As the world begins to recover from the health and economic impacts of COVID-19, people are trying to figure out how to adapt and build more resilient and vibrant communities. In B.C., the COVID-19 Response and Recovery Network is an emerging network to help address the effects of the pandemic on community resilience.
Initiated by SFU’s Office of Community Engagement, the COVID-19 Response and Recovery Network is a university-community-wide network that uses both Zoom and Slack platforms to foster new relationships, share resources and bridge dialogue across sectors.
Weekly Zoom meetings occur on Mondays at 1 p.m. that feature guest speakers and use breakout rooms to dive into specific topic areas. And the Slack workspace is open for anyone to join.
Joining the Network
Reddy, an associate director of Leadership and Community Building Programs at SFU Continuing Studies, was introduced to the COVID-19 Response and Recovery Network by a colleague at the City of Vancouver.
A project she supports hasn’t been able to provide its usual peer pop-up tech help cafes in the Downtown Eastside (DTES) in light of the pandemic, so she started to leverage networks outside of her own network.
She joined the network’s Slack community as one of more than 250 members.
“The Slack community is a kind of directory,” says Reddy. “People stay in touch, bring things to my attention and help keep me aware of funding opportunities and community work.”
The Slack channels are active throughout the week with 22 discussion groups ranging from knowledge mobilization to climate action. These discussion groups are managed by ‘channel champions’—volunteers who promote the channel, keep newcomers up-to-date on developments from Zoom meetings and continue the conversation.

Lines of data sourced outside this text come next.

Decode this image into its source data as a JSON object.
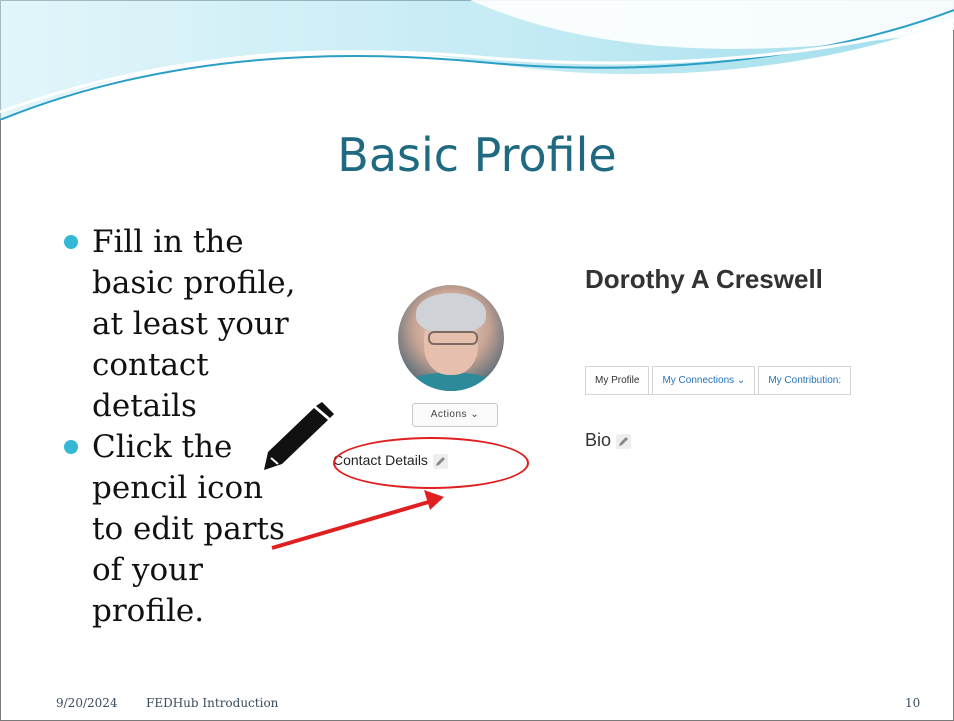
{
  "slide": {
    "title": "Basic Profile",
    "bullets": [
      "Fill in the basic profile, at least your contact details",
      "Click the pencil icon to edit parts of your profile."
    ],
    "bullet_lines": [
      [
        "Fill in the",
        "basic profile,",
        "at least your",
        "contact",
        "details"
      ],
      [
        "Click the",
        "pencil icon",
        "to edit parts",
        "of your",
        "profile."
      ]
    ]
  },
  "screenshot": {
    "profile_name": "Dorothy A Creswell",
    "actions_label": "Actions ⌄",
    "contact_details_label": "Contact Details",
    "tabs": [
      "My Profile",
      "My Connections ⌄",
      "My Contribution:"
    ],
    "bio_label": "Bio"
  },
  "footer": {
    "date": "9/20/2024",
    "title": "FEDHub Introduction",
    "page": "10"
  },
  "colors": {
    "title": "#1f6a80",
    "bullet": "#35b8d6",
    "annotation_red": "#e02020",
    "tab_link": "#2673b8"
  },
  "icons": [
    "pencil-icon",
    "edit-pencil-icon",
    "chevron-down-icon"
  ]
}
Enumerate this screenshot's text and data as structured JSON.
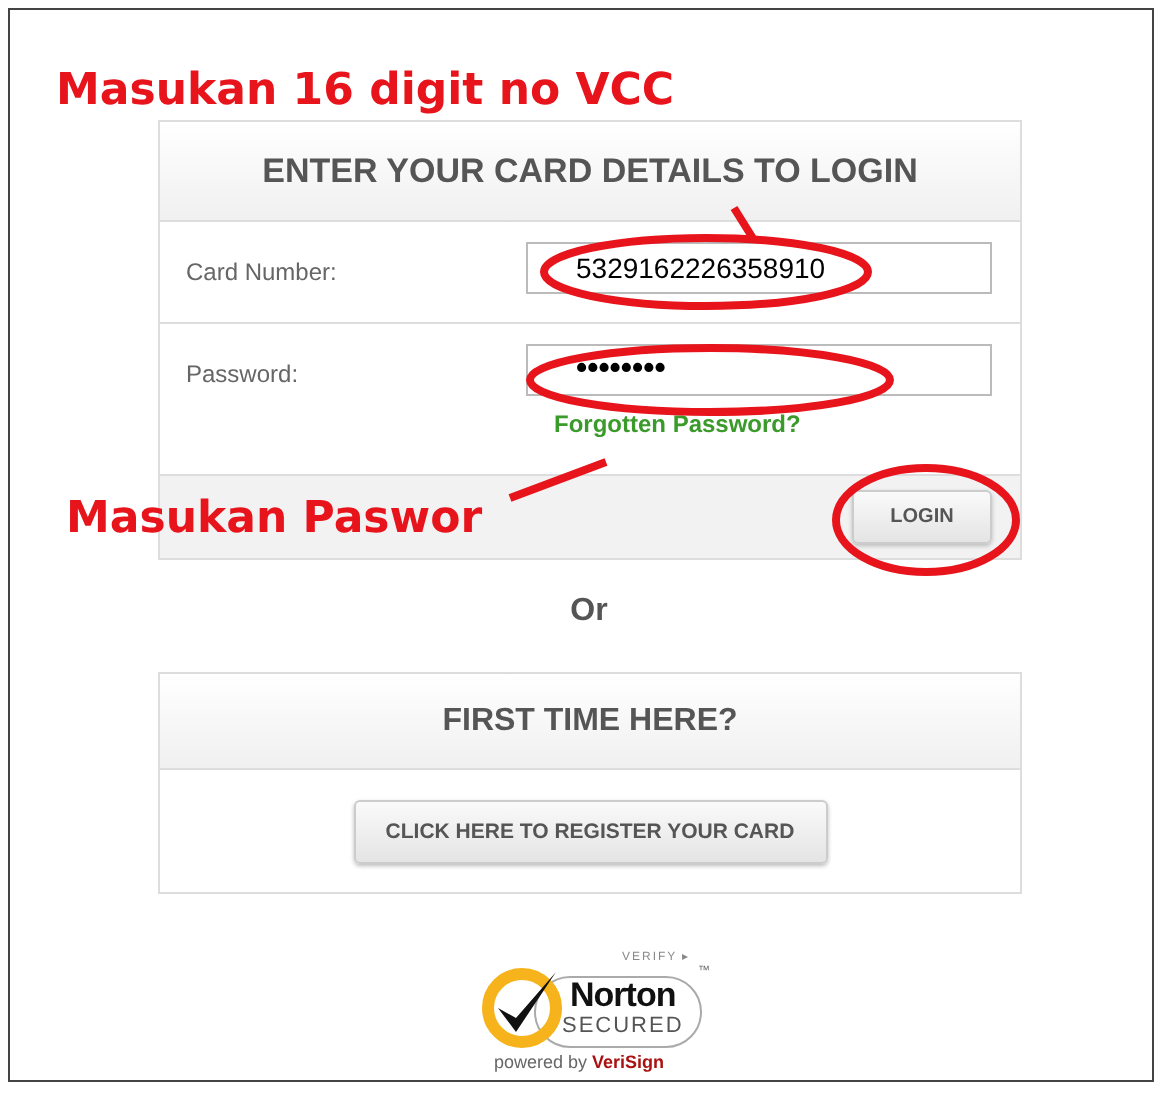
{
  "login": {
    "title": "ENTER YOUR CARD DETAILS TO LOGIN",
    "fields": [
      {
        "label": "Card Number:",
        "kind": "text",
        "value": "5329162226358910"
      },
      {
        "label": "Password:",
        "kind": "password",
        "value": "••••••••",
        "link": "Forgotten Password?"
      }
    ],
    "button": "LOGIN"
  },
  "separator": "Or",
  "register": {
    "title": "FIRST TIME HERE?",
    "button": "CLICK HERE TO REGISTER YOUR CARD"
  },
  "seal": {
    "verify": "VERIFY ▸",
    "brand": "Norton",
    "secured": "SECURED",
    "tm": "™",
    "powered": "powered by **VeriSign**"
  },
  "annotations": [
    {
      "kind": "label",
      "text": "Masukan 16 digit no VCC"
    },
    {
      "kind": "label",
      "text": "Masukan Paswor"
    }
  ]
}
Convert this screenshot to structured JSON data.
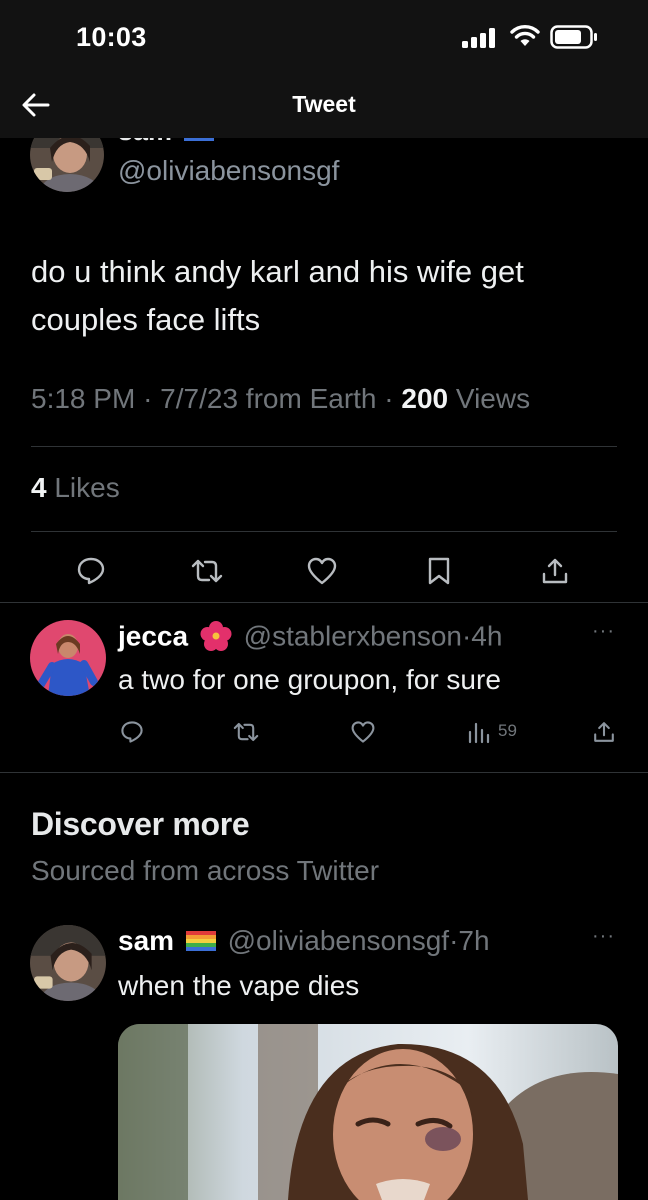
{
  "status_bar": {
    "time": "10:03"
  },
  "header": {
    "title": "Tweet"
  },
  "main_tweet": {
    "display_name_partial": "sam",
    "handle": "@oliviabensonsgf",
    "text": "do u think andy karl and his wife get couples face lifts",
    "meta_time": "5:18 PM",
    "meta_sep": "·",
    "meta_date_source": "7/7/23 from Earth",
    "views_count": "200",
    "views_label": "Views",
    "likes_count": "4",
    "likes_label": "Likes"
  },
  "reply": {
    "display_name": "jecca",
    "handle": "@stablerxbenson",
    "sep": "·",
    "age": "4h",
    "more": "···",
    "text": "a two for one groupon, for sure",
    "views": "59"
  },
  "discover": {
    "title": "Discover more",
    "subtitle": "Sourced from across Twitter"
  },
  "discover_tweet": {
    "display_name": "sam",
    "handle": "@oliviabensonsgf",
    "sep": "·",
    "age": "7h",
    "more": "···",
    "text": "when the vape dies"
  },
  "colors": {
    "background": "#000000",
    "text_primary": "#e7e9ea",
    "text_secondary": "#71767b",
    "divider": "#2f3336",
    "icon": "#71767b"
  }
}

Elizabeth Bishop is the channel champion for the Health and Social Services group. A Caregiver Support Program coordinator at North Shore Community Resources, Bishop came to the network because of the connection between the service provider experience, service recipient experience, and organizational development.
“I'm excited to think about how we can begin to take action and ensure the inclusion of a diverse range of voices,” says Bishop. “I think it's important that we hear not only from professionals working in hospital settings, but also those continuing to serve through non-profit organizations, and community-based programs.”
Conversations are leading to developments. According to Bishop, the diverse interests and voices in the network offer an opportunity to "deep-dive" into specific projects.
“Discussions within the Health and Social Services group have provided insight into how we might help meaningful conversations happen for those providing direct service in ways that support their sense of well-being and vocational fulfillment,” says Bishop.
For Reddy, the network has provided opportunities to connect and engage with people and organizations outside of her own networks.
The LinkVan project team would like to share the tech cafe model in other cities such as New Westminster and Burnaby. Reddy hopes that the COVID-19 Response and Recovery Network will help them connect and explore the opportunity.
“It’s a responsibility of the university to connect back with the community and the network’s participants reflect that very well,” says Reddy.
For more information on how to join and participate in the COVID-19 Response and Recovery Network, click here.